On the other hand, let’s say you are the child of aging parents. You plan to add a new garage and game room to the house with general anticipation that, at some point in the future, your parents might move in with you.
Currently, they’re not experiencing notable restrictions or illnesses. But you can imagine that, as they age, they may eventually need your care and supervision. They’ll also need extra space for walkers or wheelchairs, as well as some supportive mechanisms in daily living arrangements.
This situation would call for a more universal (or perhaps inclusive) design process. Your designer would strive to create a multi-functional space. They would predict obstructions to an aging person’s routine and circumvent them in the build plans. This could translate into wider doorways, a bathroom with a walk-in shower, and an easily navigable kitchen space. The designer could leave certain features open for modification, i.e. enough leeway around the toilet and shower areas to add grab bars later.

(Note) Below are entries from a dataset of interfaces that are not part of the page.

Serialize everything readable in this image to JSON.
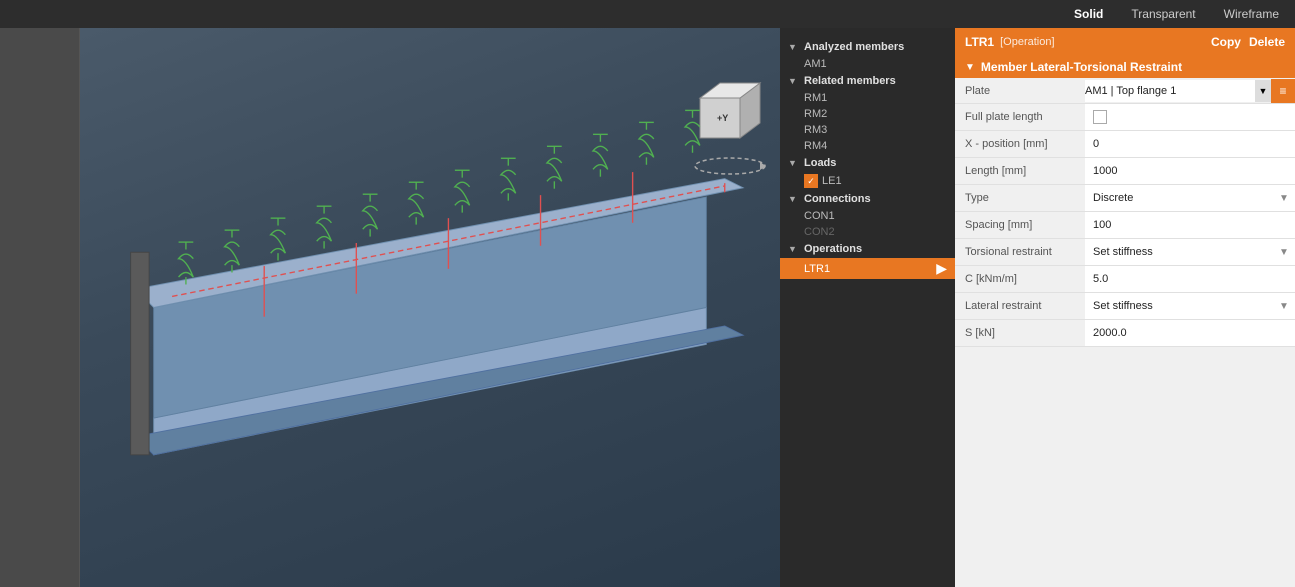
{
  "topbar": {
    "solid": "Solid",
    "transparent": "Transparent",
    "wireframe": "Wireframe",
    "active": "Solid"
  },
  "panel_header": {
    "id": "LTR1",
    "operation": "[Operation]",
    "copy_btn": "Copy",
    "delete_btn": "Delete"
  },
  "section": {
    "title": "Member Lateral-Torsional Restraint",
    "triangle": "▼"
  },
  "properties": [
    {
      "label": "Plate",
      "value": "AM1 | Top flange 1",
      "type": "dropdown"
    },
    {
      "label": "Full plate length",
      "value": "",
      "type": "checkbox"
    },
    {
      "label": "X - position [mm]",
      "value": "0",
      "type": "text"
    },
    {
      "label": "Length [mm]",
      "value": "1000",
      "type": "text"
    },
    {
      "label": "Type",
      "value": "Discrete",
      "type": "dropdown"
    },
    {
      "label": "Spacing [mm]",
      "value": "100",
      "type": "text"
    },
    {
      "label": "Torsional restraint",
      "value": "Set stiffness",
      "type": "dropdown"
    },
    {
      "label": "C [kNm/m]",
      "value": "5.0",
      "type": "text"
    },
    {
      "label": "Lateral restraint",
      "value": "Set stiffness",
      "type": "dropdown"
    },
    {
      "label": "S [kN]",
      "value": "2000.0",
      "type": "text"
    }
  ],
  "tree": {
    "analyzed_members_label": "Analyzed members",
    "analyzed_members": [
      "AM1"
    ],
    "related_members_label": "Related members",
    "related_members": [
      "RM1",
      "RM2",
      "RM3",
      "RM4"
    ],
    "loads_label": "Loads",
    "loads": [
      "LE1"
    ],
    "connections_label": "Connections",
    "connections": [
      "CON1",
      "CON2"
    ],
    "operations_label": "Operations",
    "operations": [
      "LTR1"
    ]
  },
  "cube": {
    "y_label": "+Y"
  }
}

If you’re renovating an existing space, the approach would be similar. Instead, the designer might root out already-present problems. They would propose remodel options that open accessibility to a wide array of ages and abilities. This should lead to greater comfort and ease for all family members, not just in the hypothetical aging future.
If you’d like to read more about our take on Universal Design, see our comments in the Porch article:

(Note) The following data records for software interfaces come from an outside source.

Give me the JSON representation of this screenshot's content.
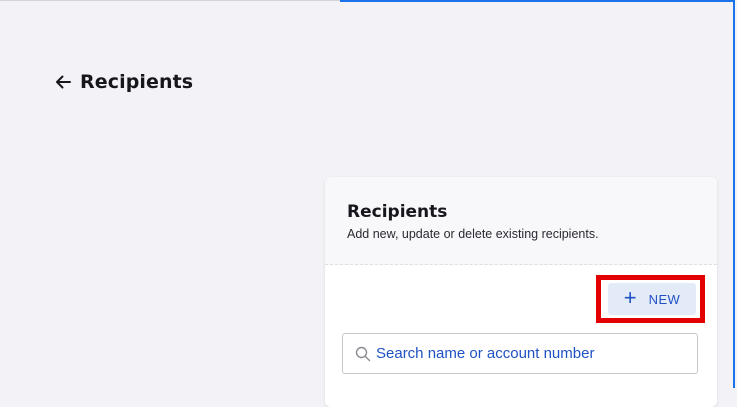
{
  "header": {
    "back_icon": "arrow-left-icon",
    "title": "Recipients"
  },
  "card": {
    "title": "Recipients",
    "subtitle": "Add new, update or delete existing recipients."
  },
  "toolbar": {
    "new_button_icon": "plus-icon",
    "new_button_label": "NEW",
    "highlight_color": "#e30000"
  },
  "search": {
    "icon": "search-icon",
    "placeholder": "Search name or account number",
    "value": ""
  },
  "colors": {
    "page_background": "#f3f3f7",
    "accent": "#1f51c4",
    "frame_border": "#1a73e8"
  }
}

Home Safety Tips for Seniors: A Comprehensive Guide to General Safety Measures
Dispelling Myths of Universal Design
So far, we hope you’ve gained a clearer understanding of universal design from learning its general principles and some concrete examples.
We’d also like to acknowledge that the term comes with certain misconceptions. We feel it’s necessary to clear up some of these assumptions.
Universal design is not:
- Diluted. Universal design does not claim to be “one-size-fits-all”. It doesn’t assume that one form of anything – door handle, kitchen range, public transit path, appliance – will work for all people. It does, however, commit to choices, condensed into the smallest number of versatile options possible.
- Utilitarian at All Costs. On the contrary, aesthetics form an essential part of a design’s functionality. The product or space needs to feel approachable and visually harmonious. A consumer will actually rate a product “more useful” if it includes pleasing aesthetics, even if there’s no functional difference present.
- Conspicuous. Especially in homes, universal design should not stand out upon first viewing. Ideally, a visitor to the home might use descriptions like “open”, “modern”, “spacious”, or “nice flow” before words pertaining to mobility, accessibility, or inclusion come up. This is not to hide the designer’s intention or the visibility of the user. Rather, it’s to normalize inclusivity in design.
Consult with Live in Place Designs
At Live in Place Designs, we combine our knowledge in healthcare, home construction, and design to create a space where you and your loved ones can flourish – regardless of age or ability.
Our process starts with the individual(s) who will inhabit the space. Much like modern UX/UI, we front-load our design process with interviews and intentionality. We talk directly to the client, and we observe them in their daily routine.
In addition, we might consult the client’s family, healthcare provider, builder, and any other relevant players in the creation of the home. We may ask an occupational therapist to perform an assessment like I-HOPE (In-Home Occupational Performance Evaluation) to give benchmarks for improvement of home usability. From these initial steps, we determine which direction your house design should go: accessible, universal, or blended inclusive.
Ultimately, we tailor the process to each situation. The labels serve to direct our process toward a home that sustains your life as it is now and as it develops in the future.